Also, since you’ll likely encounter things you don’t know, haven’t seen before or don’t normally do, at least initially, it’s prudent to have a backup. In Swoboda’s program, for instance, if residents need help moonlighting, they can run the problem by any faculty member. “We want the best for the patient,” he says. “We don’t want to take any chances or have anything bad happen.”
For his part, Bradt isn’t shy about calling when he’s stumped and asking the attending, “This is what I have with my patient. What do you think?” Then again, nothing tests the limits of someone’s knowledge more than working without faculty or senior resident level to cover you. You have to figure out what’s going on with the patient and come up with ideas on treatment.
“You don’t realize how beneficial it is to have back-up until you’re out there by yourself in a situation where there is no one,” says Bradt. “You start thinking, ‘What do I do next? How do I take care of this patient?’ That’s when you start asking, ‘What do I really know? What don’t I know? What do I need to work on?’”

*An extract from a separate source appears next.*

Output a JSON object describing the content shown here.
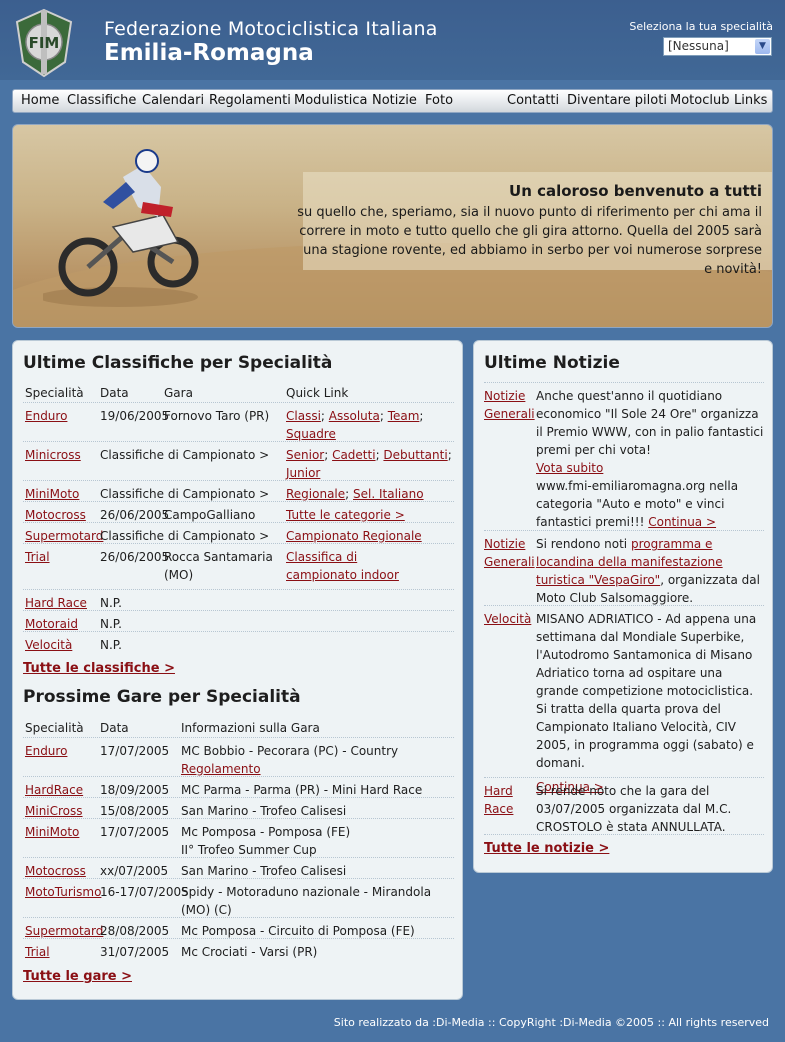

Indeed, any patient-centered experience can sharpen your clinical wits and skills. But the ACGME is very clear that your program must graduate you as a capable, independent practitioner based solely on its requirements without any extras. As Katz notes, “When a resident says to me, ‘I’ll be a better doctor if you let me moonlight,’ my answer is ‘You’re going to be a perfectly fine doctor whether or not you moonlight.’”
One final note
It’s enticing to think of the extra money you can earn by moonlighting. After all, you’ll only have to expend the energy for a short time and be done with it. In the meantime, it may help you alleviate your financial stress. In rare instances, Katz will approve a second-year student’s moonlighting request. “I think we underestimate just how much finances can dominate someone’s thoughts and life,” he says. “My theory is that by working a bit more to relieve stress, a resident may actually learn more.”
Yet it’s difficult to maximize the experience if you’re spreading yourself too thin. At the least, you need to be cognizant of the challenges; at the most, build in safeguards to protect your personal time.
Although Bradt has been able to finesse his schedule to accomplish his work tasks, for instance, carving out time for his wife and two children is still challenging. They take solace in the fact, however, that after graduation his work life won’t be so hectic. “The biggest juggling act is weighing the benefits of making extra money to help pay off your debt and better yourself and your family,” he says, “versus spending more time with them.”
As for Hurley, an evening spent moonlighting is in an evening he can’t talk to friends, read his emails or carry on other activities. “When you don’t do that, your social life feels different,” he says. “For me, it’s been a matter of figuring out the right titration of doing everything possible so moonlighting, while a good opportunity, is not at the expense of other parts of my life.”